“People are still digesting Covid and the elections, and that’s kind of a wait and see,” said Tom Wynn, director of research for the Spectrem Group. “People have to see what happens to inflation and taxes, and no one takes a position one way or another that things are much worse or better, that’s my opinion.”
Big stocks and boomers
Altfest said he wouldn’t advise an investor to time the market to be all or not at all, but he has told investors sitting on huge gains like Microsoft that it is time to sell some of their holdings. This is not a conversation that always went well, he said.
“A lot of people say, ‘The market has done me good,’ and that is especially true for people with growth stocks,” said Altfest, adding that much of the recent profits in the S&P 500 came from four technology companies, including Microsoft.
When investors turn back to core stock analysis, “you can’t break away from price-to-earnings multiples even if corporate earnings are growing fast. They can’t grow forever and the P / E ratios” are very high, “Altfest said.
Pressure between the title winners, who have done so well but worry about future economic and market developments, puts investors in what Alftest describes as “barely optimistic about stocks”.
Mitch Goldberg, president of the investment advisory firm ClientFirst Strategy, said every time someone told an investor to “take a little off the table at Apple and Microsoft … someday right. But we don’t know when. “
Risk the right way
An investor who hasn’t changed their portfolio this year will now hold more stocks by simply staying stable, given the recent bull market in equities and weak bond market returns, Goldberg said. And many investors are not quick to realign their equilibrium after appreciation in certain asset classes, which reinforces the process of increasing exposure, in this case to stocks. And Goldberg said for most investors that they will stick to that stance.
“There is no alternative,” he said. “From what I see, investors are more scared, but they don’t act on them,” he said. “To me, that’s a form of complacency. It’s like waiting for a bell to ring and they’ll be able to get out before the market fills up.”
Older investors who do not need market money to meet immediate needs, including baby boomers who have done well in the equity space and remain in the market time horizon for at least several years, do not need to reduce their overall equity exposure, but should do so by reducing the composition of the stocks in the Think about ownership, said Goldberg. While they have stayed away from the meme stocks and the pandemic stocks, they have also added the value of stocks in other parts of the market like consumer staples and dividend stocks and major technology leaders.

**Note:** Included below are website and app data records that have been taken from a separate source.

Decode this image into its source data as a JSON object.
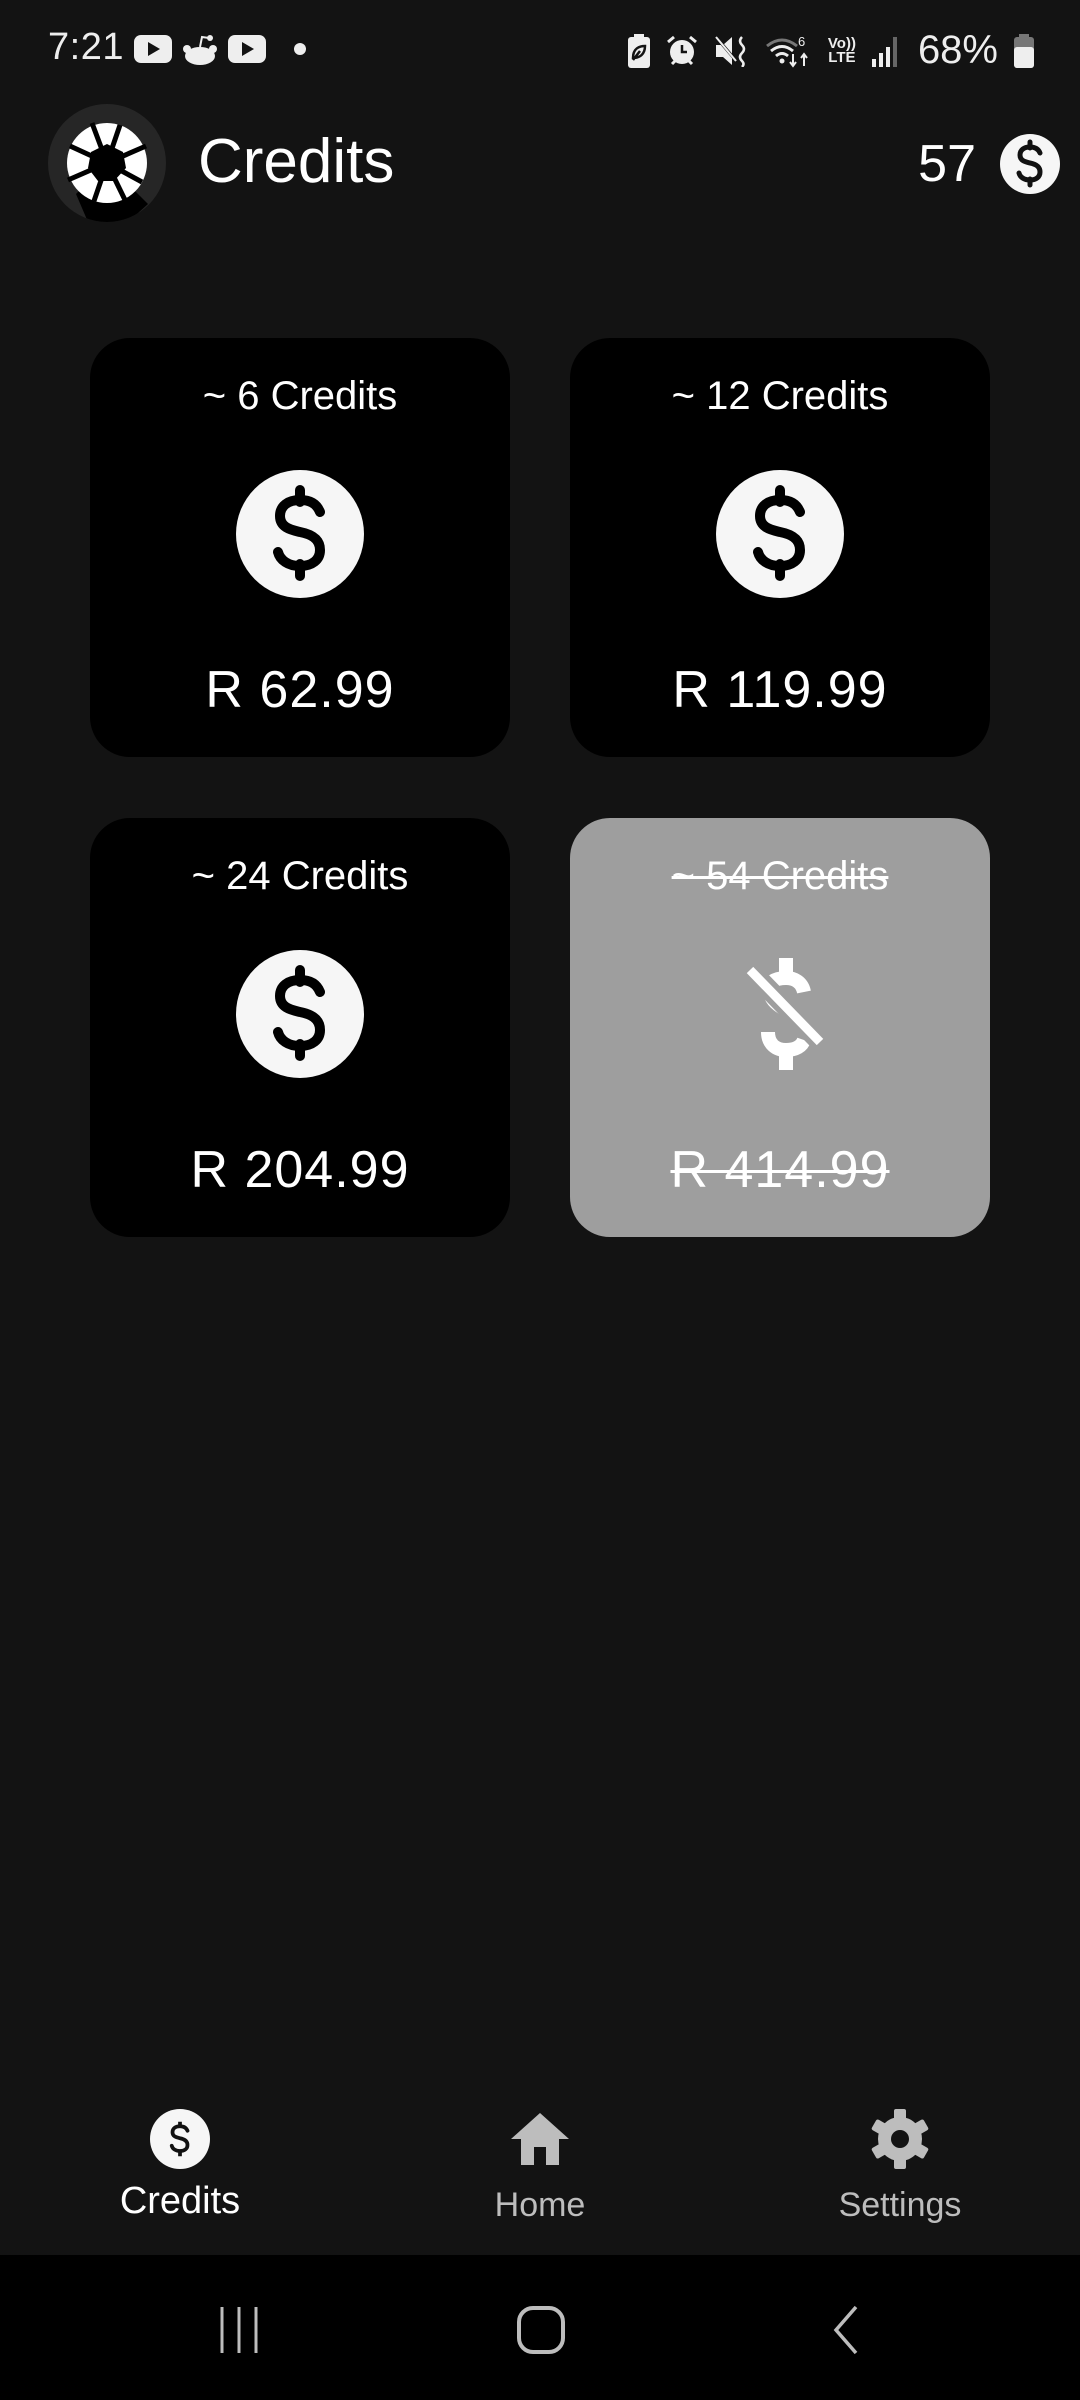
{
  "status_bar": {
    "time": "7:21",
    "notification_icons": [
      "youtube-icon",
      "reddit-icon",
      "youtube-icon",
      "more-dot-icon"
    ],
    "system_icons": [
      "battery-saver-icon",
      "alarm-icon",
      "mute-vibrate-icon",
      "wifi-6-icon",
      "volte-icon",
      "signal-icon"
    ],
    "wifi_label": "6",
    "volte_top": "Vo))",
    "volte_bottom": "LTE",
    "battery_percent": "68%"
  },
  "app_bar": {
    "logo_icon": "aperture-logo-icon",
    "title": "Credits",
    "balance": "57",
    "balance_icon": "dollar-coin-icon"
  },
  "packages": [
    {
      "credits": "~ 6 Credits",
      "price": "R 62.99",
      "icon": "dollar-coin-icon",
      "available": true
    },
    {
      "credits": "~ 12 Credits",
      "price": "R 119.99",
      "icon": "dollar-coin-icon",
      "available": true
    },
    {
      "credits": "~ 24 Credits",
      "price": "R 204.99",
      "icon": "dollar-coin-icon",
      "available": true
    },
    {
      "credits": "~ 54 Credits",
      "price": "R 414.99",
      "icon": "money-off-icon",
      "available": false
    }
  ],
  "bottom_nav": {
    "items": [
      {
        "label": "Credits",
        "icon": "dollar-coin-icon",
        "active": true
      },
      {
        "label": "Home",
        "icon": "home-icon",
        "active": false
      },
      {
        "label": "Settings",
        "icon": "gear-icon",
        "active": false
      }
    ]
  },
  "system_nav": [
    "recent-apps-icon",
    "home-circle-icon",
    "back-icon"
  ],
  "colors": {
    "background": "#131313",
    "card": "#000000",
    "card_disabled": "#9e9e9e",
    "text": "#ffffff",
    "inactive_nav": "#bdbdbd"
  }
}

Taking risk off the table doesn’t have to mean making major changes to the overall portfolio asset allocation plan.
Boneparth said, in his view, “taking risk off the table” can mean going from a 90% to 10% stock split to 80% to 20%.
Downshifting from “aggressive to just plain aggressive” shouldn’t make an investor jump out of his seat, he said.
Many investors make the mistake of withdrawing completely from a market, Boneparth said, and that “smart money” approach tends to be a loser. But, he said, “those are returns so far above their historical means that it really always asks, ‘When is that right?'”
Let’s not get out of hand. Let’s context to less risk, not drastic change, not even decrease, just adding, ”said Boneparth.